As we enter midterms, parents feel the full-on impact of their empty nest. Whether their first child has just flown the coop or their last one has. Many parents feel the emptiness of that vacant bedroom, the bed still made, and the staleness of unoccupied air. Like me, they wonder if their kids miss them the way they miss them. I will spare you the suspense, parents…They don’t.
As a college instructor of 23 years, I’ve borne witness to the pain of parents’ experience as their children leave them to forge their own paths, but it’s usually funneled through the lens of the student and not the heartbroken sadness of the parent. It might take the form of comments made to the “the new influential adults” in their lives (i.e., me) and others such as residential assistants or academic counselors.
“My mother is driving me crazy by texting me every day,” they might say. Or it might be something like, “My dad just won’t stop calling me or asking about my grades.” A few confide in me that their flight from home was a much-welcomed escape from being micro-managed by overbearing parents.
They tell me it was a necessary step to free themselves of parents who, according to them, have nothing else to do with their time. As a mother to a new college student, I now sympathize with the parent on the other end of that conversation. Surely, after all these years of listening to the horror stories recounted by my students, I have not become one of these monsters. Or have I? It’s nightmarish to consider, but…what if?
Eric Erikson’s “Stages of Psychosocial Development”
I take a step back and remember how I responded, oh so sympathetically, to those college students for all these years. I reflect on the developmental need to establish oneself as an independent creature in the world, as self-reliant and confident in one’s own abilities. It brings to mind the classic work of Eric Erickson, whose theories I’ve taught for decades, and his description of the central struggles of being in this age group.
College students are at the crux of two very significant developmental stages. The first, which Erickson describes as Identity versus Role Confusion, is the stage in life where young people are cognitively designed to place a high premium on their peer relationships as central to their success. Failure to hit this mark can leave a young person with lasting questions about their own competency and may contribute to an inability to live up to societal expectations.
The next stage, called Intimacy versus Isolation, lasts much longer, but the foundation for success in this phase is set in our early twenties. The task is to develop meaningful relationships (love interests, employer/employee dynamics, and friendships) that solidify our place in society. Stagnation in this area can lead to missing important milestones on the path to independence and can thwart academic and personal achievement.
The key feature of these two developmental stages is that they are not heavily reliant upon parental involvement.

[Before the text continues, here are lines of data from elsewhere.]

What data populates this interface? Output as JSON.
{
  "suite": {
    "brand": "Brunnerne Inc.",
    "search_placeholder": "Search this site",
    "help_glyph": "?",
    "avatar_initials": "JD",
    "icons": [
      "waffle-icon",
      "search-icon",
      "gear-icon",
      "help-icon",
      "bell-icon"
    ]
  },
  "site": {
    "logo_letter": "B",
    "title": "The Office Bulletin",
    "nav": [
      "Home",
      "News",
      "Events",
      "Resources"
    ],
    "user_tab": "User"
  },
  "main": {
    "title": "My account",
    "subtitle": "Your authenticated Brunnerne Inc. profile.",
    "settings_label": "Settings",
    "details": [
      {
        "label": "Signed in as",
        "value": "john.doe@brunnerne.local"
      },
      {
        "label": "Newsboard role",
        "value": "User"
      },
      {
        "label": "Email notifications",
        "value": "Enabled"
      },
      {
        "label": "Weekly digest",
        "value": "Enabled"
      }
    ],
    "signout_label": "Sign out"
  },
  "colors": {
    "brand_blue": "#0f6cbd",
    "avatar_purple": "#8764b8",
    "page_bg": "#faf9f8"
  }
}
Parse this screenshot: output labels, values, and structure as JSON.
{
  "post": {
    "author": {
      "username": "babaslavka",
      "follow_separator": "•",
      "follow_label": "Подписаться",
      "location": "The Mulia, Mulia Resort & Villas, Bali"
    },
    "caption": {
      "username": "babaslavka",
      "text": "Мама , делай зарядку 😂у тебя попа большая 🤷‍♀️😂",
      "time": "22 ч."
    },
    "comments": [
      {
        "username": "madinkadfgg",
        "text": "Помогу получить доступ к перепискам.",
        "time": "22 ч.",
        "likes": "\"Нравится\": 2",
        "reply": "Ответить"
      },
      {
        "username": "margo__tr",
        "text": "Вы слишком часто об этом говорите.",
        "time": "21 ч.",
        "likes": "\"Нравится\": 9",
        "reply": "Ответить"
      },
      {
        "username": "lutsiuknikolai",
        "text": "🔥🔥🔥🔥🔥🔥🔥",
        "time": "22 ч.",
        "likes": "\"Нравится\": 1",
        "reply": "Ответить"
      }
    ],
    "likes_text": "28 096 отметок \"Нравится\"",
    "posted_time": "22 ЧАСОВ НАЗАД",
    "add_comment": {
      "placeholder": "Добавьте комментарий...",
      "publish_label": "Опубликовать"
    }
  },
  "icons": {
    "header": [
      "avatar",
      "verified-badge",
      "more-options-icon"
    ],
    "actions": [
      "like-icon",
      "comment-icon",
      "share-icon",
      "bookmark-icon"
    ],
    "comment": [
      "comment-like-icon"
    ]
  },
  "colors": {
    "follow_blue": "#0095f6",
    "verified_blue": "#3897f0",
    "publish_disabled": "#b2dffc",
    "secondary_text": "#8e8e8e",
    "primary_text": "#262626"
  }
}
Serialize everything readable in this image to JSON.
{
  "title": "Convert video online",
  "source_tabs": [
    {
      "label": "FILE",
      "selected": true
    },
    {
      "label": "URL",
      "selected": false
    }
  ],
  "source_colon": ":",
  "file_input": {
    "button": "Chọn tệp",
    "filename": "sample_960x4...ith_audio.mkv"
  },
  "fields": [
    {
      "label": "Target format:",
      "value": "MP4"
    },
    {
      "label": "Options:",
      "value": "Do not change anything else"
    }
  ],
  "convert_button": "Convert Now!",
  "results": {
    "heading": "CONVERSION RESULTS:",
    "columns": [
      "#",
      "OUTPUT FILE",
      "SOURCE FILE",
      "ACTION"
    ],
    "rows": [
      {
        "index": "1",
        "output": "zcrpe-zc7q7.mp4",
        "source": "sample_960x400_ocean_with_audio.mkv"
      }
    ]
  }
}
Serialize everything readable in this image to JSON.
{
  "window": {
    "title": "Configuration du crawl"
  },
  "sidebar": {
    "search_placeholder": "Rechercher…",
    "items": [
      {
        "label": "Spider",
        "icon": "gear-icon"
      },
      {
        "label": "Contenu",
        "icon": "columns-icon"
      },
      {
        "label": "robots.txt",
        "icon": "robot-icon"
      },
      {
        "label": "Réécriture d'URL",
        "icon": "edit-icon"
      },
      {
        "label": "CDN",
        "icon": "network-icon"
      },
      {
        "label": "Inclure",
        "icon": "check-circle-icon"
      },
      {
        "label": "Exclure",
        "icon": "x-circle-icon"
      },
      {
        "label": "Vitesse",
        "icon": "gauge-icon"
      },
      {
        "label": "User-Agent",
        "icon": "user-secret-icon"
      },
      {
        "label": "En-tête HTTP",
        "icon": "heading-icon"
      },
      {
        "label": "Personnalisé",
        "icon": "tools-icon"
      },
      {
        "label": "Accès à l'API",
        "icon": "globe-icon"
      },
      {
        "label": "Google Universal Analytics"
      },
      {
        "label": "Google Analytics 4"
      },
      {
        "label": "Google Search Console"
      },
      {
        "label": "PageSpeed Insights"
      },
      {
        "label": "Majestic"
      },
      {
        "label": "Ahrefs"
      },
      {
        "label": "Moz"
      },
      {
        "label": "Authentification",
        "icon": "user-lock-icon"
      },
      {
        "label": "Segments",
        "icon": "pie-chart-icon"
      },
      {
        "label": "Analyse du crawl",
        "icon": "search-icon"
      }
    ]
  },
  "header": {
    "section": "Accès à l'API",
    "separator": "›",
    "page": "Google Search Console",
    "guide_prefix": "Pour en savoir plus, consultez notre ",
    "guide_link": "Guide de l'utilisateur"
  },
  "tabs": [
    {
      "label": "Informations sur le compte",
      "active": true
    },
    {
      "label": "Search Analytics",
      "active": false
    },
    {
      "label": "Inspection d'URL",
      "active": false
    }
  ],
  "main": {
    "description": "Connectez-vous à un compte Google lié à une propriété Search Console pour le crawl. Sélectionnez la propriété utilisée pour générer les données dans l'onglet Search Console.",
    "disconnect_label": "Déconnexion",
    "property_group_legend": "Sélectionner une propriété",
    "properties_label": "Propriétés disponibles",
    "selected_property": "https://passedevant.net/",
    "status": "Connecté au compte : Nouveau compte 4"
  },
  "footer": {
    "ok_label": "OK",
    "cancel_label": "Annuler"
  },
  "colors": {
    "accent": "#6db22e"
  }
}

Assuming that we have done our jobs (providing safety, shelter, love, and support) up until now, these successes largely take place in a social world that has (or should have) very little to do with us as parents.
These achievements can only be made individually, while parents quietly support a child’s endeavors from the sidelines. This brings me to the focus of this article — that quiet quitting may be the new parenting model for those of us wishing the best for our kids.
Benefits of “quiet quitting” your relationship with your college student
No matter what stage of empty nest syndrome you are in, you might want to consider the benefits of “quiet quitting” your relationship with your college student. Quiet quitting is a relatively new term, formulated mostly by disenchanted millennial workers who refuse to put extraordinary efforts beyond the skeletal requirements into their jobs.
The term is meant to reflect a relationship with one’s employer in which the employee achieves the bare minimum, only meeting the very basics of the job description. This level of engagement allows the employee the autonomy to perfect work/life balance while creating a space to seek out other interests, hobbies, and relationships. Work does not become all-consuming and is merely one aspect of the employee’s life.
For parents, embracing quiet quitting at this stage can be a win/win for both parties. The student is allowed the freedom to seek success, and feel the full weight of their failures, while we reap the benefits of forging a new identity. Stepping back from all-consuming parenting not only grants us the space to live new, self-defined lives but also allows the new adults (like me) in your child’s life to offer guidance and support in areas that are our expertise.
The ‘new adults’ in your child’s life have a lot to offer them
After all, many of us have been working with young adults for decades, and we have a keen sense of where they need to be right now to function outside of the university and in their careers. Students gravitate to us when they struggle with big issues because we represent a “safe” parental figure, but we carry none of the baggage of parenting them directly. This space is the wonderful college experience, where we become inspired by innovative thoughts, imaginative people, and novel ways of thinking.
While I am struggling in my own right to quiet quit parenting, I ask other parents to join me in considering the benefits of doing “just the bare minimum” with their kids. Trust that you have created a strong foundation, and offer them the freedom to be free of your constant inquires.
Someone like me is on the other end of that freedom and will happily give them advice and send them off into the world, knowing they will fly the highest with a nudge out of the nest. So, parents, permit yourself to embrace quiet quitting and do a little soaring of your own. It will be good and full of personal rewards for you and your college student.
More Great Reading:
What you Should NEVER Do as the Parent of a College Student